Material for this exercise.
-- Opening Marker --

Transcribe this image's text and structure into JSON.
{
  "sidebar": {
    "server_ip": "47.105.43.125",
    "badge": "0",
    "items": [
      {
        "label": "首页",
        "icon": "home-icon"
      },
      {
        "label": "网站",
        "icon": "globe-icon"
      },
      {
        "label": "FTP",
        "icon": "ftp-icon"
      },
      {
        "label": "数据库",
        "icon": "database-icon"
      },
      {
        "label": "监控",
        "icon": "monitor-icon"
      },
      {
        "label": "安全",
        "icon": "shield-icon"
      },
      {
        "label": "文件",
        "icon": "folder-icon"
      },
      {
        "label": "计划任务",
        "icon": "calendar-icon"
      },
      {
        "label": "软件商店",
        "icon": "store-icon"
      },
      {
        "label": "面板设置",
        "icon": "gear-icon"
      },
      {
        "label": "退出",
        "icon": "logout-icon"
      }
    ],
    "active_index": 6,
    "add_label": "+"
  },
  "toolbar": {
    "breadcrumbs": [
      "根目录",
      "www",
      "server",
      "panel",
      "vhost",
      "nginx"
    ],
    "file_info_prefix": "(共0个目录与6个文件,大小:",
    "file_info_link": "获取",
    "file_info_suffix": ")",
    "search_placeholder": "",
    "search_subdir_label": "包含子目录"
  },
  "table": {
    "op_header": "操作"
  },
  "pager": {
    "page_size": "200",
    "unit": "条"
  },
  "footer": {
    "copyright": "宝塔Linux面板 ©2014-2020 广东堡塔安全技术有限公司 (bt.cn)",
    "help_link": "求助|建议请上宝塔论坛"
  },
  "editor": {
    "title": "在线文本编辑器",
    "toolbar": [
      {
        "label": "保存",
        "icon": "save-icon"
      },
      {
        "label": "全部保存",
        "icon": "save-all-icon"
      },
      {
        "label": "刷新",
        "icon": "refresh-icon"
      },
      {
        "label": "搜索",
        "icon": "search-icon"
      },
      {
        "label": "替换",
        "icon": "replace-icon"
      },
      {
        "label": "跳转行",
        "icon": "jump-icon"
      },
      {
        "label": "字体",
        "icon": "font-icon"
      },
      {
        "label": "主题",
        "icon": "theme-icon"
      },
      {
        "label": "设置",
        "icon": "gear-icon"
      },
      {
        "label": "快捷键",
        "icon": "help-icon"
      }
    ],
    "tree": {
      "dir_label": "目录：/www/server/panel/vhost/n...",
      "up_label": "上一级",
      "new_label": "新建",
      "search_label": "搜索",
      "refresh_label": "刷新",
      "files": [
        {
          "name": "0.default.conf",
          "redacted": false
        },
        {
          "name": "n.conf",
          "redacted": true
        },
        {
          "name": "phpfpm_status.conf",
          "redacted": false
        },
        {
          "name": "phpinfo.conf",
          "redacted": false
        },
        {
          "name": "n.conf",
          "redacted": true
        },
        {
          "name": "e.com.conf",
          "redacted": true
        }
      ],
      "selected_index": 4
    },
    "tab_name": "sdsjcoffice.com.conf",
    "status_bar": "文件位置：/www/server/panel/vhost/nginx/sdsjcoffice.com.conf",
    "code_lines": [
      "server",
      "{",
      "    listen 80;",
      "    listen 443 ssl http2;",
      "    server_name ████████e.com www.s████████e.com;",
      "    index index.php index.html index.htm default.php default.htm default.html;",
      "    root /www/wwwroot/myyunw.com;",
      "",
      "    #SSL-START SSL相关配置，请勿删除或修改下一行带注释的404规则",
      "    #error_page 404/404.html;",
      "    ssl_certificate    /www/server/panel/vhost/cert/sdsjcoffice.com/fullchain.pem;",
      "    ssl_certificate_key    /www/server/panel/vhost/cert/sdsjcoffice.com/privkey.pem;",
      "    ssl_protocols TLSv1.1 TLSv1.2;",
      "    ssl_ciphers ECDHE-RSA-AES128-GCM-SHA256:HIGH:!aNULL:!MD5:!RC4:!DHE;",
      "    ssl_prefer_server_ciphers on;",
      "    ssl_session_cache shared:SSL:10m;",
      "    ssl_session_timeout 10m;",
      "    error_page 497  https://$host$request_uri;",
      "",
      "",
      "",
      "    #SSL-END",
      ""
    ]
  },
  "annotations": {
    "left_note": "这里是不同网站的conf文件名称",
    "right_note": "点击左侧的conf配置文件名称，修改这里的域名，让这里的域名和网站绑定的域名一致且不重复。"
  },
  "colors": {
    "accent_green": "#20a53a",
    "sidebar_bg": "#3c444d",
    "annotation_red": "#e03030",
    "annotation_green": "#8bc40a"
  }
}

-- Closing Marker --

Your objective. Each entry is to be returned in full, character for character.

Solution for this task.
Transcribe this image's text and structure into JSON.
{
  "sidebar": {
    "server_ip": "47.105.43.125",
    "badge": "0",
    "items": [
      {
        "label": "首页",
        "icon": "home-icon"
      },
      {
        "label": "网站",
        "icon": "globe-icon"
      },
      {
        "label": "FTP",
        "icon": "ftp-icon"
      },
      {
        "label": "数据库",
        "icon": "database-icon"
      },
      {
        "label": "监控",
        "icon": "monitor-icon"
      },
      {
        "label": "安全",
        "icon": "shield-icon"
      },
      {
        "label": "文件",
        "icon": "folder-icon"
      },
      {
        "label": "计划任务",
        "icon": "calendar-icon"
      },
      {
        "label": "软件商店",
        "icon": "store-icon"
      },
      {
        "label": "面板设置",
        "icon": "gear-icon"
      },
      {
        "label": "退出",
        "icon": "logout-icon"
      }
    ],
    "active_index": 6,
    "add_label": "+"
  },
  "toolbar": {
    "breadcrumbs": [
      "根目录",
      "www",
      "server",
      "panel",
      "vhost",
      "nginx"
    ],
    "file_info_prefix": "(共0个目录与6个文件,大小:",
    "file_info_link": "获取",
    "file_info_suffix": ")",
    "search_placeholder": "",
    "search_subdir_label": "包含子目录"
  },
  "table": {
    "op_header": "操作"
  },
  "pager": {
    "page_size": "200",
    "unit": "条"
  },
  "footer": {
    "copyright": "宝塔Linux面板 ©2014-2020 广东堡塔安全技术有限公司 (bt.cn)",
    "help_link": "求助|建议请上宝塔论坛"
  },
  "editor": {
    "title": "在线文本编辑器",
    "toolbar": [
      {
        "label": "保存",
        "icon": "save-icon"
      },
      {
        "label": "全部保存",
        "icon": "save-all-icon"
      },
      {
        "label": "刷新",
        "icon": "refresh-icon"
      },
      {
        "label": "搜索",
        "icon": "search-icon"
      },
      {
        "label": "替换",
        "icon": "replace-icon"
      },
      {
        "label": "跳转行",
        "icon": "jump-icon"
      },
      {
        "label": "字体",
        "icon": "font-icon"
      },
      {
        "label": "主题",
        "icon": "theme-icon"
      },
      {
        "label": "设置",
        "icon": "gear-icon"
      },
      {
        "label": "快捷键",
        "icon": "help-icon"
      }
    ],
    "tree": {
      "dir_label": "目录：/www/server/panel/vhost/n...",
      "up_label": "上一级",
      "new_label": "新建",
      "search_label": "搜索",
      "refresh_label": "刷新",
      "files": [
        {
          "name": "0.default.conf",
          "redacted": false
        },
        {
          "name": "n.conf",
          "redacted": true
        },
        {
          "name": "phpfpm_status.conf",
          "redacted": false
        },
        {
          "name": "phpinfo.conf",
          "redacted": false
        },
        {
          "name": "n.conf",
          "redacted": true
        },
        {
          "name": "e.com.conf",
          "redacted": true
        }
      ],
      "selected_index": 4
    },
    "tab_name": "sdsjcoffice.com.conf",
    "status_bar": "文件位置：/www/server/panel/vhost/nginx/sdsjcoffice.com.conf",
    "code_lines": [
      "server",
      "{",
      "    listen 80;",
      "    listen 443 ssl http2;",
      "    server_name ████████e.com www.s████████e.com;",
      "    index index.php index.html index.htm default.php default.htm default.html;",
      "    root /www/wwwroot/myyunw.com;",
      "",
      "    #SSL-START SSL相关配置，请勿删除或修改下一行带注释的404规则",
      "    #error_page 404/404.html;",
      "    ssl_certificate    /www/server/panel/vhost/cert/sdsjcoffice.com/fullchain.pem;",
      "    ssl_certificate_key    /www/server/panel/vhost/cert/sdsjcoffice.com/privkey.pem;",
      "    ssl_protocols TLSv1.1 TLSv1.2;",
      "    ssl_ciphers ECDHE-RSA-AES128-GCM-SHA256:HIGH:!aNULL:!MD5:!RC4:!DHE;",
      "    ssl_prefer_server_ciphers on;",
      "    ssl_session_cache shared:SSL:10m;",
      "    ssl_session_timeout 10m;",
      "    error_page 497  https://$host$request_uri;",
      "",
      "",
      "",
      "    #SSL-END",
      ""
    ]
  },
  "annotations": {
    "left_note": "这里是不同网站的conf文件名称",
    "right_note": "点击左侧的conf配置文件名称，修改这里的域名，让这里的域名和网站绑定的域名一致且不重复。"
  },
  "colors": {
    "accent_green": "#20a53a",
    "sidebar_bg": "#3c444d",
    "annotation_red": "#e03030",
    "annotation_green": "#8bc40a"
  }
}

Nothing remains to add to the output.